Arkansas home sales were down 5.6 percent in August, but were up 29.03 percent in Jefferson County, compared to the same month last year. That’s positive news for the market as the numbers reflect measurable gains after months of being flat.
In plain terms, 40 new and existing residences were sold in the county during August, compared to the 31 units sold during the same month in 2011. The average selling price last month was up 8.4 percent, good news for the sellers.
There also was good news for potential buyers this week. Average U.S. rates on fixed mortgages fell again to record lows. Mortgage buyer Freddie Mac said the rate on the 30-year loan dropped to 3.4 percent, down from last week’s rate of 3.49 percent. The average on the 15-year fixed mortgage fell to 2.73 percent, down from 2.77 percent a week earlier.
Too many homicides
When will the killings stop?
Pine Bluff police are tracking leads and following up on tips following the cold-blooded murder of a convenience store clerk in a robbery at 2401 East Sixth Ave. Tuesday night.
Mohammad Islam, 26, died of multiple gunshot wounds to the upper body. His killer or killers will likely face aggravated robbery, theft of property and capital murder charges once taken into custody.
The murder was the 16th homicide of the year in Jefferson County and the 15th inside the Pine Bluff city limits. These were 16 people with families who didn’t deserve to die at the hands of someone armed with a gun or knife.
We’d like to be able to say that the killings will stop when the populace gets fed up with the thugs who are perpetuating the crimes. But wanting something to stop and having it stop are entirely different scenarios, particularly in the case of serious crimes that are the result of myriad social problems.
Bonanza Steakhouse, a fixture at the same 2922 Olive St. address since 1967, closed Sunday, a victim of an anemic economy, higher food costs and changes in customers’ eating habits.
Such changes will impact 30 workers, many of them long-time employees, who lost their jobs as a result of the closure. Part of the blame was put on customers’ spending money on a state-operated lottery instead of food as well as the economy and competition.
Pine Bluff restaurants, hotels and motels that don’t pay their respective municipal taxes won’t be able to conceal their delinquencies in the near future, Bob Purvis, Convention Center executive director, told two city commissions recently.
The convention center receives some funding from the tax revenue and some firms, and once a new computer program is launched, the deadbeat firms that don’t pay the hotel/motel and hamburger taxes that they have collected from their customers will be recognizable by the public.
Some firms simply ignore their responsibilities in supporting the city by failing to remit taxes they have collected from patrons. Some folks are bold enough to call it theft with a cash register.
The new website will allow the public an opportunity to check for itself on which businesses are current and how much tax money they’ve remitted to the city. We’ll call it transparency.
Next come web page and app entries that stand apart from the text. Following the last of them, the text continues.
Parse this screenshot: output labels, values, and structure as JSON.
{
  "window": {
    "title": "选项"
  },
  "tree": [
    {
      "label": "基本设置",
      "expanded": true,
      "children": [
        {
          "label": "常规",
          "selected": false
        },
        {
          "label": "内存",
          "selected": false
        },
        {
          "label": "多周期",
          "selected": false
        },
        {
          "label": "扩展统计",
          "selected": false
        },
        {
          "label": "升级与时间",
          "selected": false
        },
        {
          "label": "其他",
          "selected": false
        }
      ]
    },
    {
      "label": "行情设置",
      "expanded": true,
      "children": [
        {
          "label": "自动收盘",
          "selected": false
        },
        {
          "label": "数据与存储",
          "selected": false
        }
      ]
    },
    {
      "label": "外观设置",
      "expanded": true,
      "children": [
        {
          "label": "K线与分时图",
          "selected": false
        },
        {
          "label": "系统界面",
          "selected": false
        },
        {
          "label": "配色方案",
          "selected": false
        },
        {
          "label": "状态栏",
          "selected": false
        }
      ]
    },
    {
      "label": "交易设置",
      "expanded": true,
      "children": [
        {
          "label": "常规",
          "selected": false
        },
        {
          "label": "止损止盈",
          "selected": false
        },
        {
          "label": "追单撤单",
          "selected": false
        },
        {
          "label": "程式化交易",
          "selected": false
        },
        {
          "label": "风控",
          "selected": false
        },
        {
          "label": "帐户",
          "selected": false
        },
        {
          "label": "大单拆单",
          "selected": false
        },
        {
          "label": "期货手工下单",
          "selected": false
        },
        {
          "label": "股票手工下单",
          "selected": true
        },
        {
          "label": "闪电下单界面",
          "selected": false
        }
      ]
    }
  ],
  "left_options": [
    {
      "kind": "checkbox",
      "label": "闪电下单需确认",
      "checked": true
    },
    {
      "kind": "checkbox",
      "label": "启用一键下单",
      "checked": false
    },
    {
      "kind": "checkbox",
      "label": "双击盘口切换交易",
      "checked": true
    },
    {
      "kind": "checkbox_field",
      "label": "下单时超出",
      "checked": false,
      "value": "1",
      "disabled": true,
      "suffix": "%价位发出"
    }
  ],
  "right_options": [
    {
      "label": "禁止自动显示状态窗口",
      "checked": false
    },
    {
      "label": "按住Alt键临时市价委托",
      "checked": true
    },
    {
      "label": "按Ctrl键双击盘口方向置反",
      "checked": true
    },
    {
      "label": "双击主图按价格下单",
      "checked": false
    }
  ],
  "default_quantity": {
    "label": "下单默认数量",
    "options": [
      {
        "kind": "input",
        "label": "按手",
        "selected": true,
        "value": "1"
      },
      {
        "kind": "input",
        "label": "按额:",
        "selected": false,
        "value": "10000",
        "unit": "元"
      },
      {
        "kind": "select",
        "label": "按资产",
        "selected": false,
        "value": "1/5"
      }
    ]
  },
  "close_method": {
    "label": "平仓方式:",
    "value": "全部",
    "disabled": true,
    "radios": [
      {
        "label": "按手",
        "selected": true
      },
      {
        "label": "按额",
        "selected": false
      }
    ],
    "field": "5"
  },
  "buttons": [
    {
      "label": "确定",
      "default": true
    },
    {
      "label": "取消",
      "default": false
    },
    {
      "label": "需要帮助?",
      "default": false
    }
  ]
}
We like Purvis’ idea of including tax-payment stipulations as a requirement for an occupation license.
The city can padlock a business without an occupation license.